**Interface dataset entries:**
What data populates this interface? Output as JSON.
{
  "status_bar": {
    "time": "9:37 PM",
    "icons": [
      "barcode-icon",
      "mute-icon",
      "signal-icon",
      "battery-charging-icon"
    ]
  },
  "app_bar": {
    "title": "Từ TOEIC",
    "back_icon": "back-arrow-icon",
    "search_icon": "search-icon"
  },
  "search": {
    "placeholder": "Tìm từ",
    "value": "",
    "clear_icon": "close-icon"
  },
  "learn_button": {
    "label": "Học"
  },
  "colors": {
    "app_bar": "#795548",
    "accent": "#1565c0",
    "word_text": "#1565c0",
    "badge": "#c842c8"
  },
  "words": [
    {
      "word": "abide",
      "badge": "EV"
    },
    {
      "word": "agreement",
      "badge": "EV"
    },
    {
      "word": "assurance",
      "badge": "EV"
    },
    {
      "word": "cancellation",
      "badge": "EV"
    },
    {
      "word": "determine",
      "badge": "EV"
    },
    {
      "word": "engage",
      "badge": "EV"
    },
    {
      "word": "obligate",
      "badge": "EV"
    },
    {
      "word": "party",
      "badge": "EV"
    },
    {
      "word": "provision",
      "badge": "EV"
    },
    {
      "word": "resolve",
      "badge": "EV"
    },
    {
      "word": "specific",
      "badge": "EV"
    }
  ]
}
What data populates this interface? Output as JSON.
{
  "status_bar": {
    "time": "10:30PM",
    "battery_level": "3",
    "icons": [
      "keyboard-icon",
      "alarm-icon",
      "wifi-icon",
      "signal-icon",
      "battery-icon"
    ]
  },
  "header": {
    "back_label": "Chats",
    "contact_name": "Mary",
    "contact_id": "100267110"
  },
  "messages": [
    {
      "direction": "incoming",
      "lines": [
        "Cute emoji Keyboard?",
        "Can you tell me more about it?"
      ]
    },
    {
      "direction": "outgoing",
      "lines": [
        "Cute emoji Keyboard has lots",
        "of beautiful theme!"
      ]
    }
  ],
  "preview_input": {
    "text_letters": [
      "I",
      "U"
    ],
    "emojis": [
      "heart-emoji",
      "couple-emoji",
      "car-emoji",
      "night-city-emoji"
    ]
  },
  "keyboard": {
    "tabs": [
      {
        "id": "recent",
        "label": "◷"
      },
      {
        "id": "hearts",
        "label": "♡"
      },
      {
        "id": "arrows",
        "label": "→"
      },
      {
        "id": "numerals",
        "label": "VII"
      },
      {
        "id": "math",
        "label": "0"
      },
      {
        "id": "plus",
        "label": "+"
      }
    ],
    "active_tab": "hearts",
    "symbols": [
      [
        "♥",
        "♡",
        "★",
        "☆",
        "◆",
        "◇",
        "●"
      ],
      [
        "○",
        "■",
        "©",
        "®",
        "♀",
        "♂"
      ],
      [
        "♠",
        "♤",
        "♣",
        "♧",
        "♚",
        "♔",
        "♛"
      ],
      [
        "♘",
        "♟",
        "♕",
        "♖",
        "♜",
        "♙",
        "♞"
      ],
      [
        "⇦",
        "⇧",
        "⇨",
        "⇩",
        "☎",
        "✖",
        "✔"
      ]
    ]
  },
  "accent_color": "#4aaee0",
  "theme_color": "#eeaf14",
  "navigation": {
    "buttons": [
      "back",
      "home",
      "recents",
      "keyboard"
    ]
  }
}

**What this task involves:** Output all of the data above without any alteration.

**Expected answer:**
What data populates this interface? Output as JSON.
{
  "status_bar": {
    "time": "9:37 PM",
    "icons": [
      "barcode-icon",
      "mute-icon",
      "signal-icon",
      "battery-charging-icon"
    ]
  },
  "app_bar": {
    "title": "Từ TOEIC",
    "back_icon": "back-arrow-icon",
    "search_icon": "search-icon"
  },
  "search": {
    "placeholder": "Tìm từ",
    "value": "",
    "clear_icon": "close-icon"
  },
  "learn_button": {
    "label": "Học"
  },
  "colors": {
    "app_bar": "#795548",
    "accent": "#1565c0",
    "word_text": "#1565c0",
    "badge": "#c842c8"
  },
  "words": [
    {
      "word": "abide",
      "badge": "EV"
    },
    {
      "word": "agreement",
      "badge": "EV"
    },
    {
      "word": "assurance",
      "badge": "EV"
    },
    {
      "word": "cancellation",
      "badge": "EV"
    },
    {
      "word": "determine",
      "badge": "EV"
    },
    {
      "word": "engage",
      "badge": "EV"
    },
    {
      "word": "obligate",
      "badge": "EV"
    },
    {
      "word": "party",
      "badge": "EV"
    },
    {
      "word": "provision",
      "badge": "EV"
    },
    {
      "word": "resolve",
      "badge": "EV"
    },
    {
      "word": "specific",
      "badge": "EV"
    }
  ]
}
What data populates this interface? Output as JSON.
{
  "status_bar": {
    "time": "10:30PM",
    "battery_level": "3",
    "icons": [
      "keyboard-icon",
      "alarm-icon",
      "wifi-icon",
      "signal-icon",
      "battery-icon"
    ]
  },
  "header": {
    "back_label": "Chats",
    "contact_name": "Mary",
    "contact_id": "100267110"
  },
  "messages": [
    {
      "direction": "incoming",
      "lines": [
        "Cute emoji Keyboard?",
        "Can you tell me more about it?"
      ]
    },
    {
      "direction": "outgoing",
      "lines": [
        "Cute emoji Keyboard has lots",
        "of beautiful theme!"
      ]
    }
  ],
  "preview_input": {
    "text_letters": [
      "I",
      "U"
    ],
    "emojis": [
      "heart-emoji",
      "couple-emoji",
      "car-emoji",
      "night-city-emoji"
    ]
  },
  "keyboard": {
    "tabs": [
      {
        "id": "recent",
        "label": "◷"
      },
      {
        "id": "hearts",
        "label": "♡"
      },
      {
        "id": "arrows",
        "label": "→"
      },
      {
        "id": "numerals",
        "label": "VII"
      },
      {
        "id": "math",
        "label": "0"
      },
      {
        "id": "plus",
        "label": "+"
      }
    ],
    "active_tab": "hearts",
    "symbols": [
      [
        "♥",
        "♡",
        "★",
        "☆",
        "◆",
        "◇",
        "●"
      ],
      [
        "○",
        "■",
        "©",
        "®",
        "♀",
        "♂"
      ],
      [
        "♠",
        "♤",
        "♣",
        "♧",
        "♚",
        "♔",
        "♛"
      ],
      [
        "♘",
        "♟",
        "♕",
        "♖",
        "♜",
        "♙",
        "♞"
      ],
      [
        "⇦",
        "⇧",
        "⇨",
        "⇩",
        "☎",
        "✖",
        "✔"
      ]
    ]
  },
  "accent_color": "#4aaee0",
  "theme_color": "#eeaf14",
  "navigation": {
    "buttons": [
      "back",
      "home",
      "recents",
      "keyboard"
    ]
  }
}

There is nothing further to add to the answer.